Martin Moylan, Minnesota Public Radio


St. Paul, Minn. — During a U.S. Senate subcommittee hearing yesterday on Delta's proposed acquisition of Northwest, the CEOs for the two airlines offered extensive assurances about jobs and air service in the state.

Senator Amy Klobuchar, D-Minn., pressed Delta CEO Richard Anderson to disclose what the combined airline would do in Northwest's home state.

Anderson ticked off most of Northwest's major operations in the state, and he said they would stay, along with the jobs that go with them.

"The reservation facility in Chisholm and the reservation facility in Minneapolis. The pilot base, the flight attendant base," Anderson said.
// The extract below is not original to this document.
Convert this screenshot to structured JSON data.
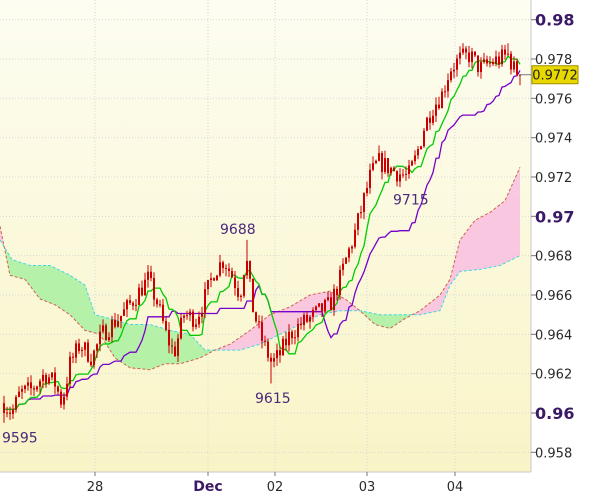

Klobuchar contined, "Right and there's about 2,200 flight attendants based in the Twin Cities."

Again Anderson responded, "Right."

Klobuchar continued to ask him, "And 1,000 aviation mechanics. And then the pilot training facilities. Anderson: And then the simulator technicians that support those. Those plus the data center in Eagan, Minnesota, are all included in what we intend on keeping in Minnesota."

Klobuchar questioned Northwest CEO Doug Steenland about the combined airline's service for communities in outstate Minnesota.

"Fargo, Grand Forks, Thief River Falls, Bemidji, International Falls, Chisholm, and Hibbing. Duluth, Brainerd, St. Cloud, Rochester. Do you envision that the service to those areas will change as a result of the merger," Klobuchar asked.

Steenland responded, "No."

The airlines have previously said that air service at the Twin Cities airport would be maintained or increased.

It seems the one big potential loss for the state would come at Northwest's Eagan, Minn., headquarters.

The combined airline's headquarters would be in Atlanta, and there'll be about 1,000 job cuts among people currently working at the two airlines' headquarters. Anderson said it hasn't been decided how the job cuts will be allocated between Eagan and Atlanta.

While it appears Minnesota would fare well with the combined airline, Steenland cautioned that could change. He emphasized events such as a terrorist attack or a big drop in passenger traffic could force a change in plans.

"We have to recognize that there are variables out there that are completely outside our control. And it doesn't mean that we were misleading. It doesn't mean that we were, you know, sort of not stating truthfully what we saw today," Steenland said. "It means there's been a sea change, a change in the external world that changes how this business needs to be run if it's going to stay in business."

Labor leaders said they don't trust Delta and Northwest execs to keep their word or to treat employees fairly.

Patricia Friend, International President of Association of Flight Attendants, said Delta and Northwest want the combined company to be largely free of unions, as Delta is now.

"These airline executives have seized the opportunity they see in this merger, not only a chance to prevent thousands of non-union employees from gaining a union, but a chance to eliminate the unions that already provide protection for their members at Northwest," Friend said.

Northwest and Delta insist they'll respect employee wishes on unionization.

Approval of the Northwest-Delta merger rests with the U.S. Department of Justice, not Congress. But political leaders hope they can influence the Justice Department's decision, as well as any conditions that could be put on a merger. It's expected the Justice Department will rule on the merger by year's end.